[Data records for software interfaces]
_ _ _ _ _

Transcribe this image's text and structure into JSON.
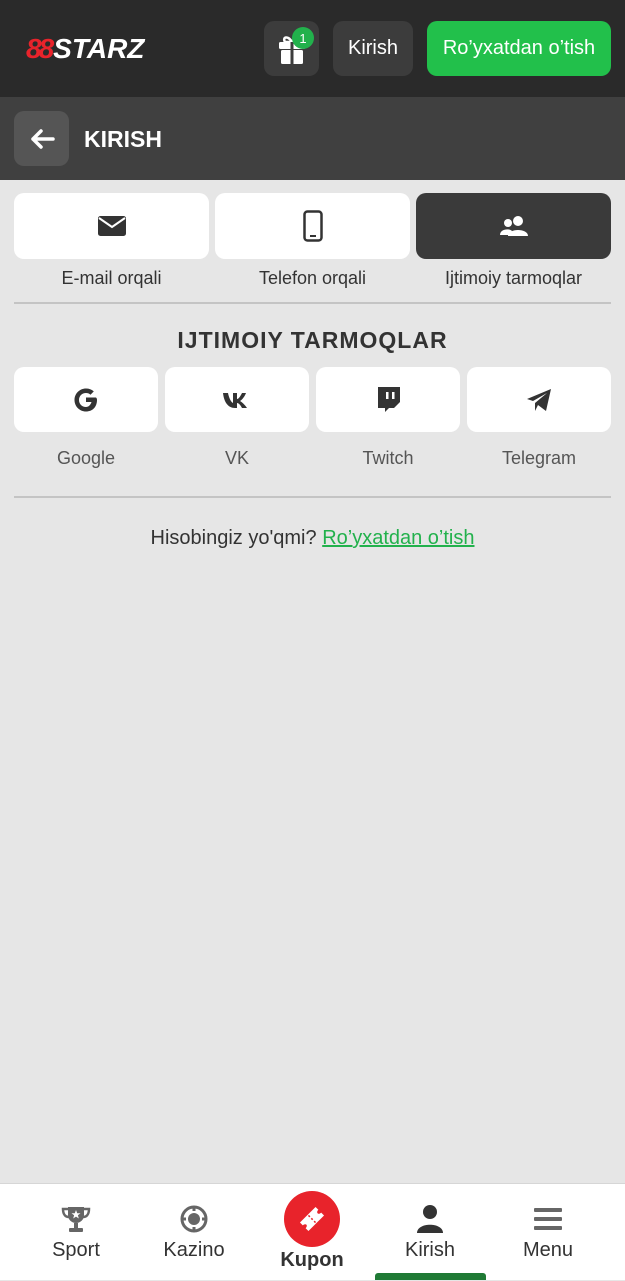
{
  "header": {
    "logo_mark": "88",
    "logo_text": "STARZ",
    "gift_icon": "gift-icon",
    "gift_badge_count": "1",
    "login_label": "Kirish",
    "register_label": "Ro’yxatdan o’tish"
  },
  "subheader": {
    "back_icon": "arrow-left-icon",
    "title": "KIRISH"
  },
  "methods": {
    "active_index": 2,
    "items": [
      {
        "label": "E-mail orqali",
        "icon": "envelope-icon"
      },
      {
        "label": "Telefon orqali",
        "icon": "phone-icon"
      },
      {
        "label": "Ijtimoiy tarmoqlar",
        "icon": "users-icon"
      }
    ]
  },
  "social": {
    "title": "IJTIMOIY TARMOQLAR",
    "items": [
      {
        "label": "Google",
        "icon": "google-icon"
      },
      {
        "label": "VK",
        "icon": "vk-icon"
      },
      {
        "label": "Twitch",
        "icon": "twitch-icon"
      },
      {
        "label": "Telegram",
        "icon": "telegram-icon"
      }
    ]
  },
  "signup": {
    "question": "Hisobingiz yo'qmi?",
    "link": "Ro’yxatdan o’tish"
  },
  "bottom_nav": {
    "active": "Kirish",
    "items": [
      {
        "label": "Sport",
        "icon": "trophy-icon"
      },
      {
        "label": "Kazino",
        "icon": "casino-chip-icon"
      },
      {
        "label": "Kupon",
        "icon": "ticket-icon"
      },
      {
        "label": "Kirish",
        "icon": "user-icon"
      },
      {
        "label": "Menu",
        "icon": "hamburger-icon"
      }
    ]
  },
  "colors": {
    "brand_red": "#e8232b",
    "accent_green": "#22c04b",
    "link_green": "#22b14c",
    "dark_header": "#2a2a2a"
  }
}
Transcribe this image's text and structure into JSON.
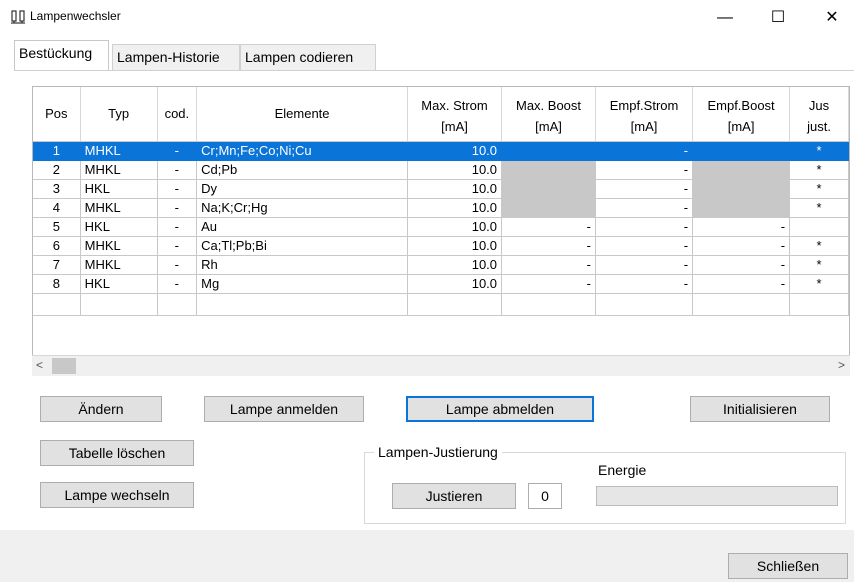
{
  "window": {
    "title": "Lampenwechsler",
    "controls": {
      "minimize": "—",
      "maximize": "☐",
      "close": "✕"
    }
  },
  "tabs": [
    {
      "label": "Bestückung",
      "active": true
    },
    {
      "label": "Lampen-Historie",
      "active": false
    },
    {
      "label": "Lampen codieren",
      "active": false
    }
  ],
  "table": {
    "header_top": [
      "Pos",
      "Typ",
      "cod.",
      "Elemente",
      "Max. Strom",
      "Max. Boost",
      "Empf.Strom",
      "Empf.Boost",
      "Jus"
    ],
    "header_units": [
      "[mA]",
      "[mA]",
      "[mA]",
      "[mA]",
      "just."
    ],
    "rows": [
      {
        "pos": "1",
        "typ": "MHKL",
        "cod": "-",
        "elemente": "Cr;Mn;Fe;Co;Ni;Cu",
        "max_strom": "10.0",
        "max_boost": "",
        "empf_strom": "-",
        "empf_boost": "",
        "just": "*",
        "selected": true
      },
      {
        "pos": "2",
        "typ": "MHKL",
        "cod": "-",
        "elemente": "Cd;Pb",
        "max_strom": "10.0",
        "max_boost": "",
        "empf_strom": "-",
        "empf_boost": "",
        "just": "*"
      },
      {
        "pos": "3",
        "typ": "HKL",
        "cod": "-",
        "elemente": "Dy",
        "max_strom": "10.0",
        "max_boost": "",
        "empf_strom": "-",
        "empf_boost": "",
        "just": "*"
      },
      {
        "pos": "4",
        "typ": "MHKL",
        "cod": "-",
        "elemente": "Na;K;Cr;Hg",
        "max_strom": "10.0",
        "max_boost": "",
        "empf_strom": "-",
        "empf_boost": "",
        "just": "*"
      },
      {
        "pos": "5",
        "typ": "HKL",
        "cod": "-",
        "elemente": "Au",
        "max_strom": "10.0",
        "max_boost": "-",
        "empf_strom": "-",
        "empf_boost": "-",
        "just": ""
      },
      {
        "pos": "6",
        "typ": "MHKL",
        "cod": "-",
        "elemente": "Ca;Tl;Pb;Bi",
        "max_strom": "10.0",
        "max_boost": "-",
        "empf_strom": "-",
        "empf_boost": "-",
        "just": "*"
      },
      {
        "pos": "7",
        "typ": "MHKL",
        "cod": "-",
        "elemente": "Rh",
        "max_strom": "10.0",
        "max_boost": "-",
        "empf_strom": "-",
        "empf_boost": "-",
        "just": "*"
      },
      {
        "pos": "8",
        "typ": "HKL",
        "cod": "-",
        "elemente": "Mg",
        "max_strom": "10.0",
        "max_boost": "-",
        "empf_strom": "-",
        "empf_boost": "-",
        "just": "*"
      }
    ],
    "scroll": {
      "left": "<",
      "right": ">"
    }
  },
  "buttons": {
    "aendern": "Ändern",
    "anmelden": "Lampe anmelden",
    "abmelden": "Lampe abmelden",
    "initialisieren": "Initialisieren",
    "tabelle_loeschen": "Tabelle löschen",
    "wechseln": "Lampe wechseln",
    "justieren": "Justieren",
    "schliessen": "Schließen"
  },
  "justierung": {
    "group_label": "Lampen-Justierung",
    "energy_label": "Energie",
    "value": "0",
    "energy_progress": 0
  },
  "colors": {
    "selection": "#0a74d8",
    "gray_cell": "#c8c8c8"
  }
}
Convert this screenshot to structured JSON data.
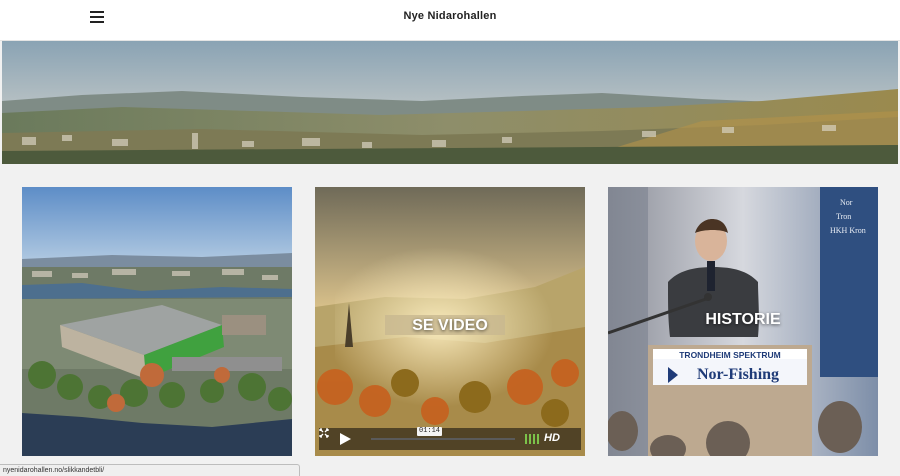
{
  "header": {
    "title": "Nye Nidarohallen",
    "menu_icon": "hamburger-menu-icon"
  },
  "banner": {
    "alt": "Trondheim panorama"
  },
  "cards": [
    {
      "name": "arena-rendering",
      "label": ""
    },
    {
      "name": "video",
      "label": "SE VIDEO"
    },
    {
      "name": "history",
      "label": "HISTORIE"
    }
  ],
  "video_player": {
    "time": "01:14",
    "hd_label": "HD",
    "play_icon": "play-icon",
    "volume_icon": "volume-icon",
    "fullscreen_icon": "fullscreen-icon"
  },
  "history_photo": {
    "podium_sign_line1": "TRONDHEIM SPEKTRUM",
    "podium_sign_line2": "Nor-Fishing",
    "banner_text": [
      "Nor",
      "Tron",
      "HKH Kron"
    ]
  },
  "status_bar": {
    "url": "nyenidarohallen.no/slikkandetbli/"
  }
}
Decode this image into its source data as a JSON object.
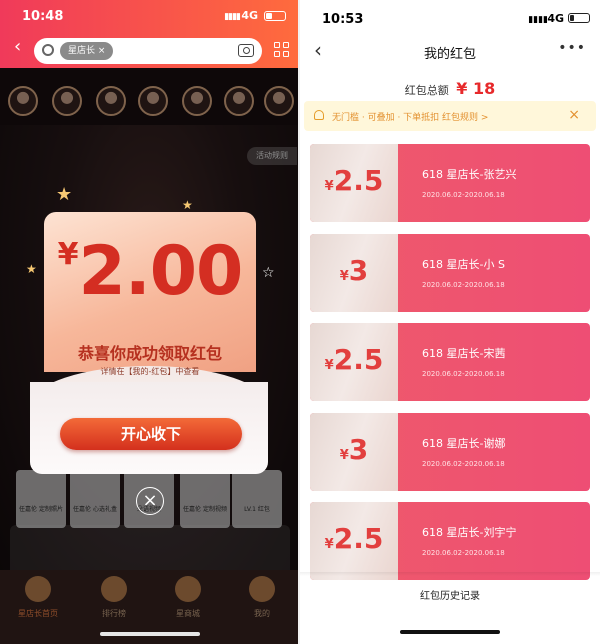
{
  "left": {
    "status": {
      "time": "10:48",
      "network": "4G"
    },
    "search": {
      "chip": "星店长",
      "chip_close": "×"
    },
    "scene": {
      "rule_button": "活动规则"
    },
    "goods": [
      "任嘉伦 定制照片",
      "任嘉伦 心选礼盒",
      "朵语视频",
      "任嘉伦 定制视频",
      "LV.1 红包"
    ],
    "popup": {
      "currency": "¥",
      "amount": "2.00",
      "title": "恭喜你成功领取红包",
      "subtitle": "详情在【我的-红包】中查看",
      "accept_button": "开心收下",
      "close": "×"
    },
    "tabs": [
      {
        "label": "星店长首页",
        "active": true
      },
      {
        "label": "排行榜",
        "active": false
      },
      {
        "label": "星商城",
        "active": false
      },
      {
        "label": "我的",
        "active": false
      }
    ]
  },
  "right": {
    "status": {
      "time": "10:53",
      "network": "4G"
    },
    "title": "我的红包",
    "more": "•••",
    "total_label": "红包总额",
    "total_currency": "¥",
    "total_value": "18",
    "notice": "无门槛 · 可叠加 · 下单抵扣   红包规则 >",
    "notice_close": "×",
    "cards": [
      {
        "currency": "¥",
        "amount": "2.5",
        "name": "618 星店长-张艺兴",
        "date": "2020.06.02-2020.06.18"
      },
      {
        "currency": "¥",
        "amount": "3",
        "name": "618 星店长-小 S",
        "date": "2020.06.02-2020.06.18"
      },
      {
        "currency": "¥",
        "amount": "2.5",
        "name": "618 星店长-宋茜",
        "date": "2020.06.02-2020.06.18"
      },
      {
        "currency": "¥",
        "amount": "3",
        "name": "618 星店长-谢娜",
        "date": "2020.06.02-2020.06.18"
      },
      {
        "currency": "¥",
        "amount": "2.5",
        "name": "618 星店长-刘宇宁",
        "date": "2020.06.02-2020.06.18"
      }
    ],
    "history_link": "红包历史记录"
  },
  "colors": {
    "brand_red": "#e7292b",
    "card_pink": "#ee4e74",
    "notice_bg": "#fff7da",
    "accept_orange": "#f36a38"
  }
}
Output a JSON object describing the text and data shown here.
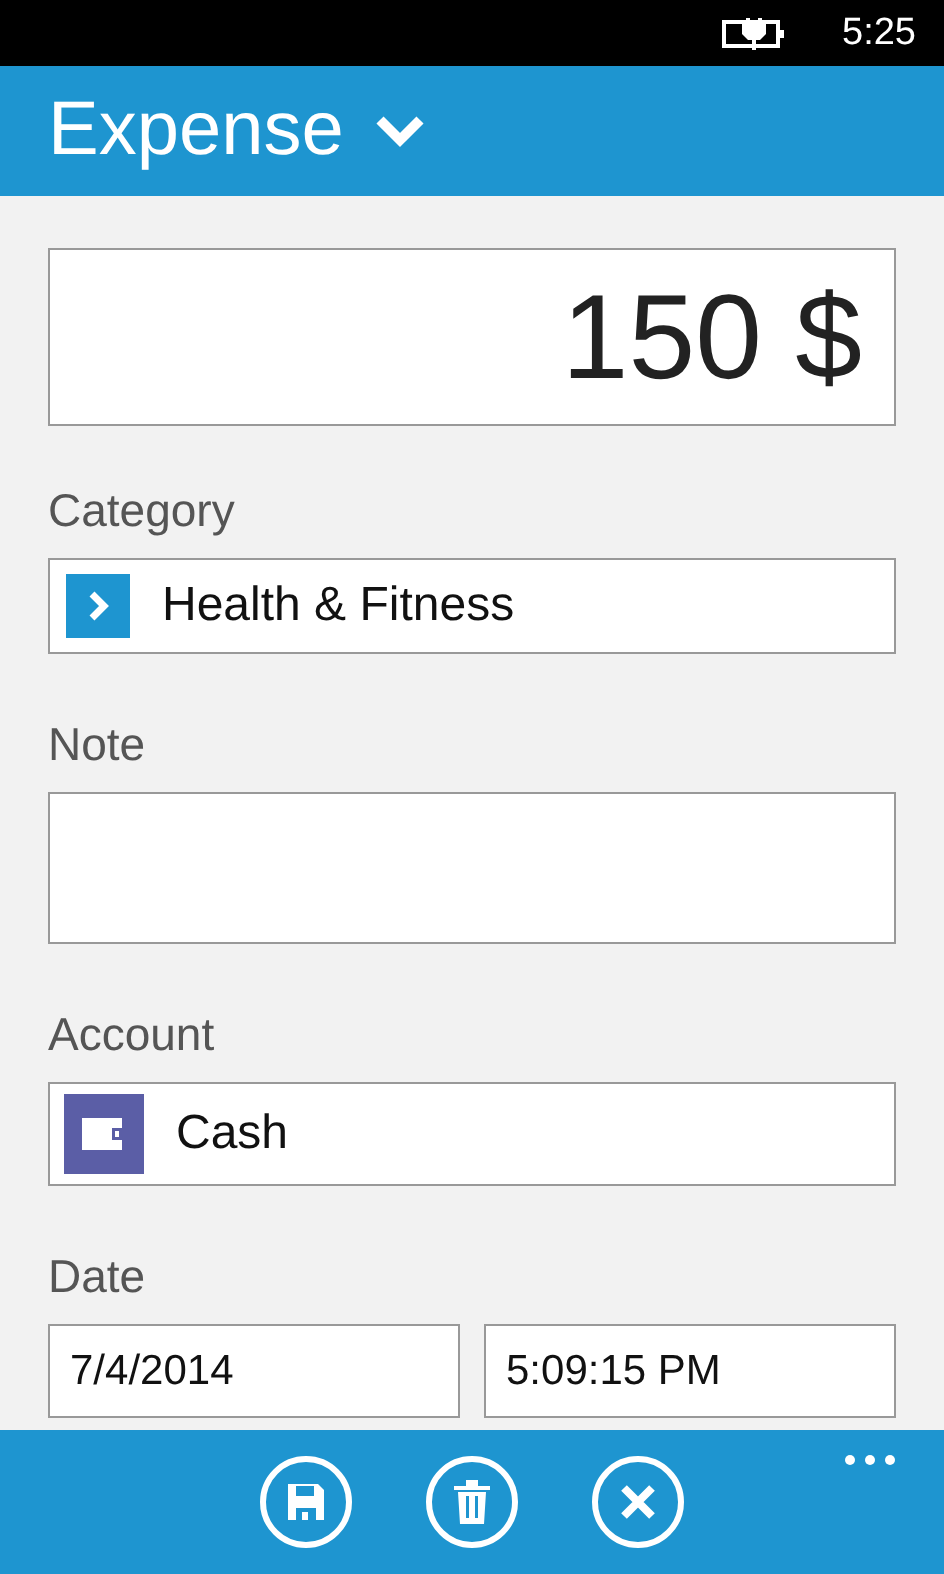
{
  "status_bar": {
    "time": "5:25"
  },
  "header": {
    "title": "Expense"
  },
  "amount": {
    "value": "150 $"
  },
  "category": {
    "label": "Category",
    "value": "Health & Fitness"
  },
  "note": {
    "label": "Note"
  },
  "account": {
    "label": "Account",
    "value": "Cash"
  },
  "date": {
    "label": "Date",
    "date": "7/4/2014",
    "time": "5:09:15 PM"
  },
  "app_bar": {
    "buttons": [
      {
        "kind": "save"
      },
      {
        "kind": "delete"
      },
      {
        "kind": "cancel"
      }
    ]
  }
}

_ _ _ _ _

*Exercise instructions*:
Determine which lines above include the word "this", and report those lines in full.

*Exercise response*:
Transcribe this image's text and structure into JSON.
Transcribe this image's text and structure into JSON.
Convert this screenshot to structured JSON data.
Decode this image into its source data as a JSON object.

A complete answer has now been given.